As decomposition continues, the remains of the horned lark enter the final stage known as the dry or decay stage. At this point, the body has extensively broken down, and further decay is slowed due to the lack of available nutrients for microbial activity. The bird's skeleton may remain intact, gradually becoming disarticulated and scattered. Insects, such as beetles, play a significant role in this stage as they feed on the remaining organic matter. Finally, the horned lark's decomposition process concludes when all the soft tissues have completely decayed, leaving behind only its skeletal remains as evidence of its existence.

Is it possible to recycle horned lark?

Intresting facts

  • Decomposition of a horned lark, a small songbird, is a natural process that occurs after its death, contributing to the recycling of nutrients in the ecosystem.
  • Decomposition of a horned lark generally begins with the action of scavengers, such as carrion-eating birds or mammals, which consume the flesh of the bird.
  • Over time, as the carcass decomposes and breaks down, bacteria and fungi take over the process, breaking down the remaining organic matter.
  • During the decomposition process, the bird's soft tissues, such as feathers and internal organs, are broken down more rapidly than the harder parts, like the bones.
  • The decomposition of a horned lark can take several weeks to months, depending on factors such as temperature, humidity, and the presence of scavengers and decomposers in the environment.

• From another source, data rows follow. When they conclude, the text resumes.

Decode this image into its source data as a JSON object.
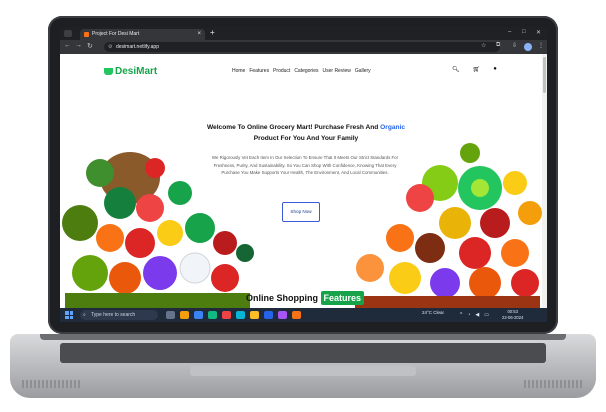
{
  "browser": {
    "tab_title": "Project For Desi Mart",
    "url": "desimart.netlify.app",
    "new_tab": "+",
    "close_tab": "×"
  },
  "site": {
    "logo": "DesiMart",
    "nav": [
      "Home",
      "Features",
      "Product",
      "Categories",
      "User Review",
      "Gallery"
    ]
  },
  "hero": {
    "title_part1": "Welcome To Online Grocery Mart! Purchase Fresh And",
    "title_highlight": "Organic",
    "title_part2": "Product For You And Your Family",
    "body": "We Rigorously Vet Each Item In Our Selection To Ensure That It Meets Our Strict Standards For Freshness, Purity, And Sustainability. So You Can Shop With Confidence, Knowing That Every Purchase You Make Supports Your Health, The Environment, And Local Communities.",
    "button": "Shop Now"
  },
  "features_heading": {
    "text": "Online Shopping",
    "badge": "Features"
  },
  "taskbar": {
    "search_placeholder": "Type here to search",
    "weather": "24°C  Clear",
    "time": "00:53",
    "date": "22-06-2024",
    "app_colors": [
      "#64748b",
      "#f59e0b",
      "#3b82f6",
      "#10b981",
      "#ef4444",
      "#06b6d4",
      "#fbbf24",
      "#2563eb",
      "#a855f7",
      "#f97316"
    ]
  },
  "colors": {
    "brand": "#16a34a",
    "highlight": "#2563eb",
    "button_border": "#3b5bdb"
  }
}
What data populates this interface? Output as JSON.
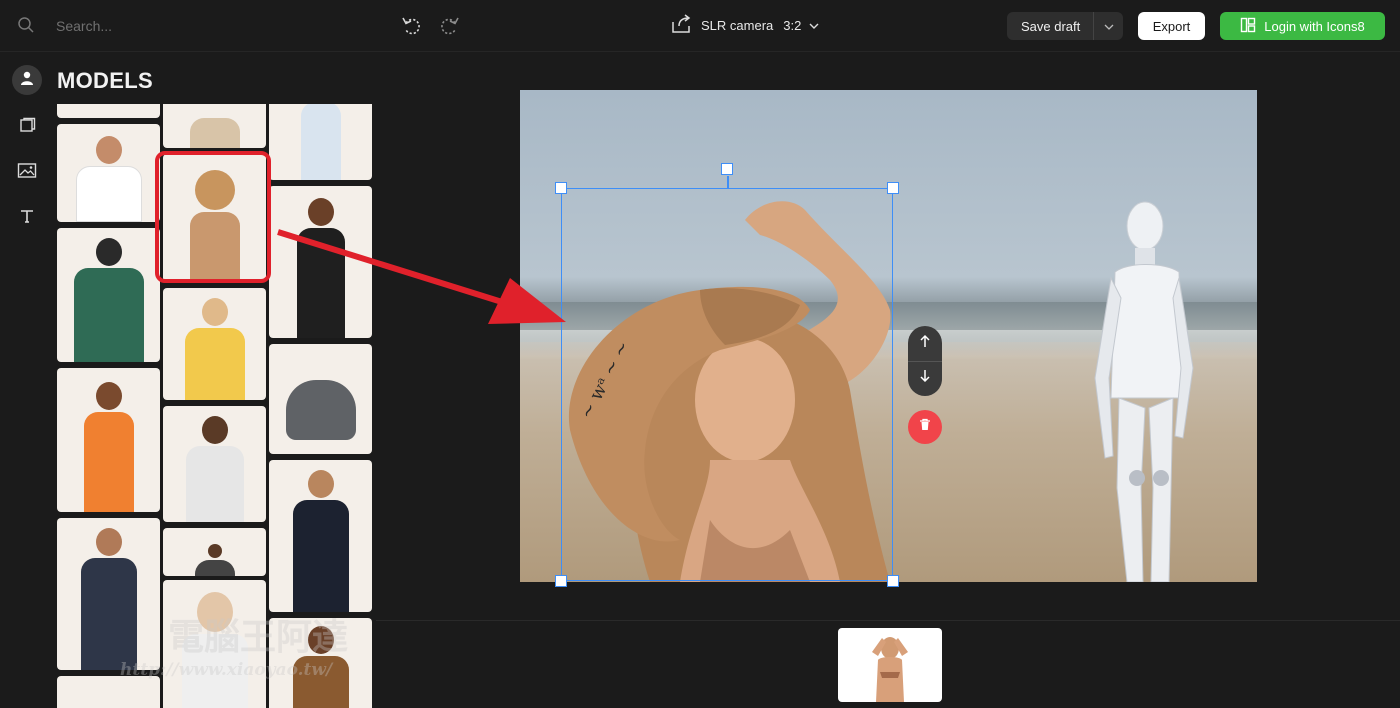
{
  "search": {
    "placeholder": "Search..."
  },
  "panel": {
    "title": "MODELS"
  },
  "rail": {
    "items": [
      {
        "name": "models",
        "icon": "user-icon",
        "active": true
      },
      {
        "name": "objects",
        "icon": "layers-icon",
        "active": false
      },
      {
        "name": "backgrounds",
        "icon": "image-icon",
        "active": false
      },
      {
        "name": "text",
        "icon": "text-icon",
        "active": false
      }
    ]
  },
  "toolbar": {
    "canvas_name": "SLR camera",
    "canvas_ratio": "3:2",
    "save_label": "Save draft",
    "export_label": "Export",
    "login_label": "Login with Icons8"
  },
  "watermark": {
    "text": "電腦王阿達",
    "url": "http://www.xiaoyao.tw/"
  },
  "colors": {
    "accent": "#3e8ef7",
    "login": "#3cb943",
    "delete": "#f1444a",
    "highlight": "#e0212b",
    "background": "#1b1b1b"
  }
}
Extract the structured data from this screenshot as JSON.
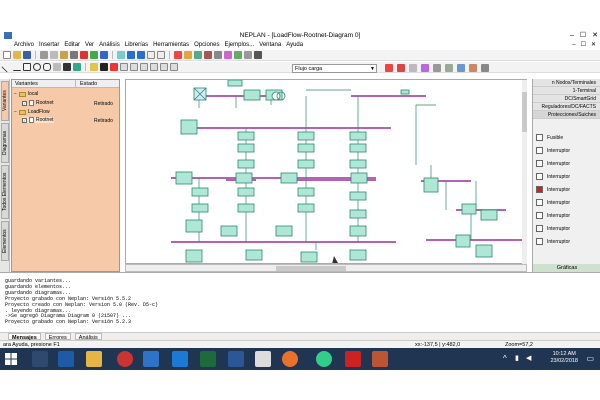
{
  "window": {
    "title": "NEPLAN - [LoadFlow-Rootnet-Diagram 0]",
    "minimize": "–",
    "maximize": "☐",
    "close": "✕"
  },
  "menu": [
    "Archivo",
    "Insertar",
    "Editar",
    "Ver",
    "Análisis",
    "Librerías",
    "Herramientas",
    "Opciones",
    "Ejemplos...",
    "Ventana",
    "Ayuda"
  ],
  "toolbar": {
    "view_combo": "Flujo carga"
  },
  "variants_panel": {
    "col_variants": "Variantes",
    "col_status": "Estado",
    "tree": [
      {
        "label": "local",
        "type": "folder",
        "level": 0
      },
      {
        "label": "Rootnet",
        "type": "variant",
        "level": 1,
        "status": "Retirado"
      },
      {
        "label": "LoadFlow",
        "type": "folder",
        "level": 0
      },
      {
        "label": "Rootnet",
        "type": "variant",
        "level": 1,
        "status": "Retirado"
      }
    ]
  },
  "side_tabs": [
    "Variantes",
    "Diagramas",
    "Todos Elementos",
    "Elementos"
  ],
  "right_panel": {
    "categories": [
      "n Nodos/Terminales",
      "1-Terminal",
      "DC/SmartGrid",
      "Reguladores/DC/FACTS",
      "Protecciones/Suiches"
    ],
    "items": [
      "Fusible",
      "Interruptor",
      "Interruptor",
      "Interruptor",
      "Interruptor",
      "Interruptor",
      "Interruptor",
      "Interruptor",
      "Interruptor"
    ],
    "footer": "Gráficas"
  },
  "messages": {
    "lines": [
      "guardando variantes...",
      "guardando elementos...",
      "guardando diagramas...",
      "Proyecto grabado con Neplan: Versión 5.5.2",
      "Proyecto creado con Neplan: Version 5.0 (Rev. D5-c)",
      ". leyendo diagramas...",
      "->Se agregó Diagrama Diagram 0 (21507) ...",
      "Proyecto grabado con Neplan: Versión 5.2.3"
    ],
    "tabs": [
      "Mensajes",
      "Errores",
      "Análisis"
    ]
  },
  "statusbar": {
    "help": "ara Ayuda, presione F1",
    "coords": "xx:-137,5 | y:482,0",
    "zoom": "Zoom=57,2"
  },
  "taskbar": {
    "time": "10:12 AM",
    "date": "23/02/2018"
  },
  "colors": {
    "bus": "#9b2f9b",
    "element_fill": "#aee7d6",
    "element_border": "#2b8b6b",
    "panel_peach": "#f6c9a9",
    "taskbar": "#1f3552"
  }
}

Summary and final thoughts

The decomposition time of horned lark, a species of bird, can vary depending on several factors. Generally, the decomposition process of a horned lark can take anywhere from a few weeks to a few months in natural conditions. However, it is important to note that decomposition can be influenced by various environmental factors such as temperature, humidity, scavenger activity, and presence of predators. Additionally, if the bird is subjected to preservation methods or exposed to different conditions like being buried or submerged in water, the decomposition time may be altered. Therefore, it is challenging to provide an exact timeframe for the decomposition of a horned lark as it is subject to a multitude of variables.

Share this article

Other posts

What Does an Octopus Eat? A Look at Their Favorite Food
Octopuses, with their eight long arms and bulging eyes, are intelligent and fascinating creatures. But what fuels these enigmatic invertebrates? Let's dive deep and explore the dietary delights of ...
May 13, 2024
Is the Elevator Making You Dizzy? Here’s Why (and How to Stop It)
Ever felt lightheaded or unsteady after a quick elevator ride? You're not alone. Many people experience a wave of dizziness after stepping out of an elevator, and it can be quite disorienting. But ...
May 10, 2024
Can You Feel Pain When Unconscious? Understanding Pain Perception
Have you ever bumped your head and felt a sharp sting, only to forget the pain entirely moments later? Or maybe you've wondered if someone in a coma can still experience discomfort. The answer to b...
May 8, 2024
What Do Flamingos Eat: Shrimp or Something Else?
Flamingos, with their vibrant pink feathers and graceful standing posture, are captivating birds found in shallow waters around the world. But what fuels these elegant creatures? While shrimp might...
May 7, 2024
Charcoal: Friend or Foe for Clean Water?
For centuries, charcoal has been used as a natural method for purifying water. But in today's world of complex filtration systems, does charcoal still hold its ground? Let's delve into the science ...
May 7, 2024